Below are lines of data; count those containing the word "arrow" and write nothing but the number.

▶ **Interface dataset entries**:

___

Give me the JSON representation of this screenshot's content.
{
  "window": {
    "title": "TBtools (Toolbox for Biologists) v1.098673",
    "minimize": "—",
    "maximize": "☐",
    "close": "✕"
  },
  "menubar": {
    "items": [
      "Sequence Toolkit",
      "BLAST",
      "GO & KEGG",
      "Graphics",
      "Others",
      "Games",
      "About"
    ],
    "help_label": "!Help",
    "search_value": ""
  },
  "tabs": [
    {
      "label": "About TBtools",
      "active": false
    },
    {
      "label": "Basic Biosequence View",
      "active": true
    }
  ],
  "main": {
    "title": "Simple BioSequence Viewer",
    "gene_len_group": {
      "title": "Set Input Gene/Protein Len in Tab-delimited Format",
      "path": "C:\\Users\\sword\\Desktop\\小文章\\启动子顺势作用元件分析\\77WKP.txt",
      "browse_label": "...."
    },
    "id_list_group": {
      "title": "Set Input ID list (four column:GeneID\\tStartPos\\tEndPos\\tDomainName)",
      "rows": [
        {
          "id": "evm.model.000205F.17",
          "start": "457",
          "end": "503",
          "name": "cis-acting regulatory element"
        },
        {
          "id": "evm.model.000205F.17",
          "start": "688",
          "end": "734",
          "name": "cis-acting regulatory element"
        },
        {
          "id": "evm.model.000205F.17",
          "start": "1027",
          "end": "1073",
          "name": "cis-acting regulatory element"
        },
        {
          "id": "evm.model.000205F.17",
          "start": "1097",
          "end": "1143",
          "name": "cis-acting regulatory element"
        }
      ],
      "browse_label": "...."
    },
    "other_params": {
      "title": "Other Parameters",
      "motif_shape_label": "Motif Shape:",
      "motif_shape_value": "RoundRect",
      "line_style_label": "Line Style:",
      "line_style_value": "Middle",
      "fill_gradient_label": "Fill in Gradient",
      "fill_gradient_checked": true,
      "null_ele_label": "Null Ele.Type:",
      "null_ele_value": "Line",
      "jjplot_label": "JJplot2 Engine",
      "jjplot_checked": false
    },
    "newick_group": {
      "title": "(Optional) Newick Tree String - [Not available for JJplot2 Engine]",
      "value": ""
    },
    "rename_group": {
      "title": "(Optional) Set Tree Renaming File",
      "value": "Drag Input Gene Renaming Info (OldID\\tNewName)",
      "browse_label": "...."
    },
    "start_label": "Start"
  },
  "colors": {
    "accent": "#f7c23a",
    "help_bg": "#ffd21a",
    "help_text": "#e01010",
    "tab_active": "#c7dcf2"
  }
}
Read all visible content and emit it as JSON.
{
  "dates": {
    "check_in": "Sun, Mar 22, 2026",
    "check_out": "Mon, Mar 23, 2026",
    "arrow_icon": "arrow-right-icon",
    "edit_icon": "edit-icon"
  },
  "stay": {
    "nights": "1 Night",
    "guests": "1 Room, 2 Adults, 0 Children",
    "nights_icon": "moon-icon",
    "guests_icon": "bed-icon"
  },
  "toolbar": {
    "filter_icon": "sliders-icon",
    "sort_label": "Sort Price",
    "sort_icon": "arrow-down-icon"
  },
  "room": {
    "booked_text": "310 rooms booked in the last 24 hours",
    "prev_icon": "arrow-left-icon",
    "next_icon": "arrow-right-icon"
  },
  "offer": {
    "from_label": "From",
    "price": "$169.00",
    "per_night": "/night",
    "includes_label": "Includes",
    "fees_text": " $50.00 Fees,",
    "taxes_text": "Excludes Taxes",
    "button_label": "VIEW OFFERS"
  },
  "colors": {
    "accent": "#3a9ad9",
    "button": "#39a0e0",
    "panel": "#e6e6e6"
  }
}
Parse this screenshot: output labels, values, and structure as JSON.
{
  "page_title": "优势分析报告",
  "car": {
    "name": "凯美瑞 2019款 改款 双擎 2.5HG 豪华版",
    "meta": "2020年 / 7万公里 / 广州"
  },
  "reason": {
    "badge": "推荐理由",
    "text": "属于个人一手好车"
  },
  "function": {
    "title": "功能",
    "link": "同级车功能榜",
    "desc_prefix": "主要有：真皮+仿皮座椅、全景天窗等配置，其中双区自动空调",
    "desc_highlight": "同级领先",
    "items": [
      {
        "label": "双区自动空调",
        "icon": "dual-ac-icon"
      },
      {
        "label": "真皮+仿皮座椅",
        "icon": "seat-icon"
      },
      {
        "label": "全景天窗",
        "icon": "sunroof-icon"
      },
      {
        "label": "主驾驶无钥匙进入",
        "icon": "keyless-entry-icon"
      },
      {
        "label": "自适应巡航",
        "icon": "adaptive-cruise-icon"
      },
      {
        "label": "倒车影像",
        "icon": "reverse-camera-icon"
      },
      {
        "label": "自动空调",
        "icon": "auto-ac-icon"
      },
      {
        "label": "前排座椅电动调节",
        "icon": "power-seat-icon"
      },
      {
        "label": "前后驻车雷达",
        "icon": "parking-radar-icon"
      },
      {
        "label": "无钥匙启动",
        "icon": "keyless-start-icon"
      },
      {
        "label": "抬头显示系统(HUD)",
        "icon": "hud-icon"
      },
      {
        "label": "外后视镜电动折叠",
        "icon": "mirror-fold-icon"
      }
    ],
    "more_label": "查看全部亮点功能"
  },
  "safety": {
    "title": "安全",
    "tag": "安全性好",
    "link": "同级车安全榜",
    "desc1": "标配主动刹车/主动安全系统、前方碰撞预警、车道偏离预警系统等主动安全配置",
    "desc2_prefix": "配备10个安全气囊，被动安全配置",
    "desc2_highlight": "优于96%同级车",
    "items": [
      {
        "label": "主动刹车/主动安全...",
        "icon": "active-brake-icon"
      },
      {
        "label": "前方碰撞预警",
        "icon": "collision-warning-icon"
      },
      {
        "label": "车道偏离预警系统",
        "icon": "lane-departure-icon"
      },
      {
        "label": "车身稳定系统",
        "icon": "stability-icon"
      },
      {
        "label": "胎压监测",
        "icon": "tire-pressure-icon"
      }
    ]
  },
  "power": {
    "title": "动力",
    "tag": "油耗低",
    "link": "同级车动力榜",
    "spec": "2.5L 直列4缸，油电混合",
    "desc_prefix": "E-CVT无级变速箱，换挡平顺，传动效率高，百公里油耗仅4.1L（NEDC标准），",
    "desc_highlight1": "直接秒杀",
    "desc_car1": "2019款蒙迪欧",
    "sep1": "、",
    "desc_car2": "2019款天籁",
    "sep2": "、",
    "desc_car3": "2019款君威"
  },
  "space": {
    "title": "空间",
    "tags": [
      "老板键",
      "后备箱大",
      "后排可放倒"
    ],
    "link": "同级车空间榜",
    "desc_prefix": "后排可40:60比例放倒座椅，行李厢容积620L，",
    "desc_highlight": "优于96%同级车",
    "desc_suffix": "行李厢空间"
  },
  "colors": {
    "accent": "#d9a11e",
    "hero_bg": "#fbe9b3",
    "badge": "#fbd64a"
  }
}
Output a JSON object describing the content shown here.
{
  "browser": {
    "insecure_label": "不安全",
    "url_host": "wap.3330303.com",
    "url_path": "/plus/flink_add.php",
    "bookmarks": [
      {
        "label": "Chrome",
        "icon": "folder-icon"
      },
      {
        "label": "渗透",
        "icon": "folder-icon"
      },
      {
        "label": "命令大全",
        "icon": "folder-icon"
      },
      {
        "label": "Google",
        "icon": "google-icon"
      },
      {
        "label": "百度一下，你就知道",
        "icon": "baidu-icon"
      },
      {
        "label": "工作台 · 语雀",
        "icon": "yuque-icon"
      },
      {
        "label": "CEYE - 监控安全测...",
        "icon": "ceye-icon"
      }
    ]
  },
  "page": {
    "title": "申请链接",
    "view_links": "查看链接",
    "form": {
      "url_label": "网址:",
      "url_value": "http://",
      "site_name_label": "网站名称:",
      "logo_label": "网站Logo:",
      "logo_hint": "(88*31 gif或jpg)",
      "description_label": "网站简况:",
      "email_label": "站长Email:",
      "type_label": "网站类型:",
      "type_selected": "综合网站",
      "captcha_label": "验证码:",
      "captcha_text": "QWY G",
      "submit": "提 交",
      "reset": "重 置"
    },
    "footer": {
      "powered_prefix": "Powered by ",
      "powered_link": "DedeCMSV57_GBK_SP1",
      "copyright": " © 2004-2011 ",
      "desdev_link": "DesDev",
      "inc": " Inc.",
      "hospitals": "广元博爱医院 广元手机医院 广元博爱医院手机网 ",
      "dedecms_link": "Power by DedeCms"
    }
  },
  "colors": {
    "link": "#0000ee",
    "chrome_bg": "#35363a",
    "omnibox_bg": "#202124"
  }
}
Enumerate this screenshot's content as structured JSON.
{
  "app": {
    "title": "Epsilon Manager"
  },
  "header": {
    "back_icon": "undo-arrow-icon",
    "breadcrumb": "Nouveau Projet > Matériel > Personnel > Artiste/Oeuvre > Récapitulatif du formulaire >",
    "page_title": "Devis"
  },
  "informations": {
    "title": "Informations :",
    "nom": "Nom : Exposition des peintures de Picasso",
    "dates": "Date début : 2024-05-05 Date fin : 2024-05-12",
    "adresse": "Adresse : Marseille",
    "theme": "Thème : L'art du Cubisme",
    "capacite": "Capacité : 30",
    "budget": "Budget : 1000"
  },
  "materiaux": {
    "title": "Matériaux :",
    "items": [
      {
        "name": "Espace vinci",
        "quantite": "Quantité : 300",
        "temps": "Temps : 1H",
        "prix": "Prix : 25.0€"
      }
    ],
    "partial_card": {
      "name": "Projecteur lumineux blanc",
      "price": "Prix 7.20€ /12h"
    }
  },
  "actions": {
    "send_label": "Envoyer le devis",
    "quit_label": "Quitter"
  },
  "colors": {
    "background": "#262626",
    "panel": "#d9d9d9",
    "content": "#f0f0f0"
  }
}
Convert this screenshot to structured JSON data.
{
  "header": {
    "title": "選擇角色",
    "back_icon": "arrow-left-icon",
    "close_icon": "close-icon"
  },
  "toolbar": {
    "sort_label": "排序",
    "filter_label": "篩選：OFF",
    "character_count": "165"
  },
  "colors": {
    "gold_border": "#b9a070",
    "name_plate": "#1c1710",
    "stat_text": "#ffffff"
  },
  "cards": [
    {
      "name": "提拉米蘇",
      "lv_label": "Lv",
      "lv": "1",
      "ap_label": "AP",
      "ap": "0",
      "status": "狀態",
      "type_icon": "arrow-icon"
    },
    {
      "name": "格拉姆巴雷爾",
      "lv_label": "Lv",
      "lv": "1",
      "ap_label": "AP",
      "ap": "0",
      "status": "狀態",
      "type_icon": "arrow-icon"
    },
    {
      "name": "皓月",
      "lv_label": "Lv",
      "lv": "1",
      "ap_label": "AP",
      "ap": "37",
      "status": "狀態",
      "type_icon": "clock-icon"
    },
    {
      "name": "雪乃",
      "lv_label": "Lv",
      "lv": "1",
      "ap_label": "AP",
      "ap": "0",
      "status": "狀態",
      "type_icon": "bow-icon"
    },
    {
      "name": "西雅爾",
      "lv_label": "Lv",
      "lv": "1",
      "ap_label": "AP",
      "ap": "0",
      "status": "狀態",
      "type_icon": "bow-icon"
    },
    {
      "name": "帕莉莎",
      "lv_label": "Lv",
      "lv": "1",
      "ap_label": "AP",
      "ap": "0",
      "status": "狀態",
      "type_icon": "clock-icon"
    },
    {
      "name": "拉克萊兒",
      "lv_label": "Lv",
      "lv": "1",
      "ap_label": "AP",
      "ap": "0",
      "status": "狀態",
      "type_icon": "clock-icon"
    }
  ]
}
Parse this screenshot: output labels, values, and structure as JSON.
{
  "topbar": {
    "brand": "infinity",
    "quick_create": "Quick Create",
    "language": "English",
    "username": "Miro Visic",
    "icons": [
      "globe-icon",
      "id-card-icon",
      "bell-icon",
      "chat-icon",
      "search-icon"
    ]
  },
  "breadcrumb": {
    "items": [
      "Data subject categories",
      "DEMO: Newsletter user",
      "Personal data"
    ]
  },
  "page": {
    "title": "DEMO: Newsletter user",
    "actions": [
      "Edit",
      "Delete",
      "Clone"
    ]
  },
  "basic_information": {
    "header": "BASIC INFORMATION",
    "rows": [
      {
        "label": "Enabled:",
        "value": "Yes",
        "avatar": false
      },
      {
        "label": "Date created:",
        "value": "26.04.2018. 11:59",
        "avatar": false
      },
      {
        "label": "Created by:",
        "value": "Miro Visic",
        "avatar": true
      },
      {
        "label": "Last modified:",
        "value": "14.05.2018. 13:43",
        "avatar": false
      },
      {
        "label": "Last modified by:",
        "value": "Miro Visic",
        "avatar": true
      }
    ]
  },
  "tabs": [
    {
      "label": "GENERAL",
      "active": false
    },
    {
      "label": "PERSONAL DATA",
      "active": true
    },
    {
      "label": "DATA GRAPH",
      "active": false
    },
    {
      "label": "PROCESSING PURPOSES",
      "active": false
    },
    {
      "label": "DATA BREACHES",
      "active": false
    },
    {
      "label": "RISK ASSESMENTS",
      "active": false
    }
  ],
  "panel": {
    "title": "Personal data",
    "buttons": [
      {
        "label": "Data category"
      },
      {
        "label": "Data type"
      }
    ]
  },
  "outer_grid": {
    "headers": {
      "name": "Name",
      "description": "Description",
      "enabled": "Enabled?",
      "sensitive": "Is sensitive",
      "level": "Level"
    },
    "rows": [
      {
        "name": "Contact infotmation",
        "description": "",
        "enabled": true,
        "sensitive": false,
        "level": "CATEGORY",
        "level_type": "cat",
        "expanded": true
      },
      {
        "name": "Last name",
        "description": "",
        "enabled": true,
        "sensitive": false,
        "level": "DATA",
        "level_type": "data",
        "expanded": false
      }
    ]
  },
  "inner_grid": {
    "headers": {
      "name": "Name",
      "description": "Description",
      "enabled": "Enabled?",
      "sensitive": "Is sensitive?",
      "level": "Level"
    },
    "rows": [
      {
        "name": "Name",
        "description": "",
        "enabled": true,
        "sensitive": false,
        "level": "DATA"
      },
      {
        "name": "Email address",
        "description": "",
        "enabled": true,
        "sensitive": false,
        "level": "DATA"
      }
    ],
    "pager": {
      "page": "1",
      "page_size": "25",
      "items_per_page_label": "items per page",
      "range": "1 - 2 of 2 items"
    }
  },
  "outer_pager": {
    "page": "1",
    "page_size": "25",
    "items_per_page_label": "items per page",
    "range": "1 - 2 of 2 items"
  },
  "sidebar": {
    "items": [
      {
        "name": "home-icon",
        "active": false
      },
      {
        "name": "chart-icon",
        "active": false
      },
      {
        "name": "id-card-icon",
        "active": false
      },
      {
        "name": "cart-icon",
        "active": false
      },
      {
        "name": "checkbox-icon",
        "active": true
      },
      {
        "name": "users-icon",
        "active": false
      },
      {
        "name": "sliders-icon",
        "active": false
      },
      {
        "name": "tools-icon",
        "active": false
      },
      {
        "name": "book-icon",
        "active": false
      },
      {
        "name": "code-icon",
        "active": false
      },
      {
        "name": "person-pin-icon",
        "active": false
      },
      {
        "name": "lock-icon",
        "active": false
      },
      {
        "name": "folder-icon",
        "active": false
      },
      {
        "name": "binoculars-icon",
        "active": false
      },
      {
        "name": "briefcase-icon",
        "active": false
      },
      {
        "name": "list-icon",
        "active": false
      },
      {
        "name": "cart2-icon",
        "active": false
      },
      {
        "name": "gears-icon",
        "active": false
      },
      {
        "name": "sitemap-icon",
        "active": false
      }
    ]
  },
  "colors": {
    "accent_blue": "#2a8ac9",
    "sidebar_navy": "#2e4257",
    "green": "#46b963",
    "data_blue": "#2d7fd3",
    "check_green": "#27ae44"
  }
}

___

▶ **SOLUTION**:
8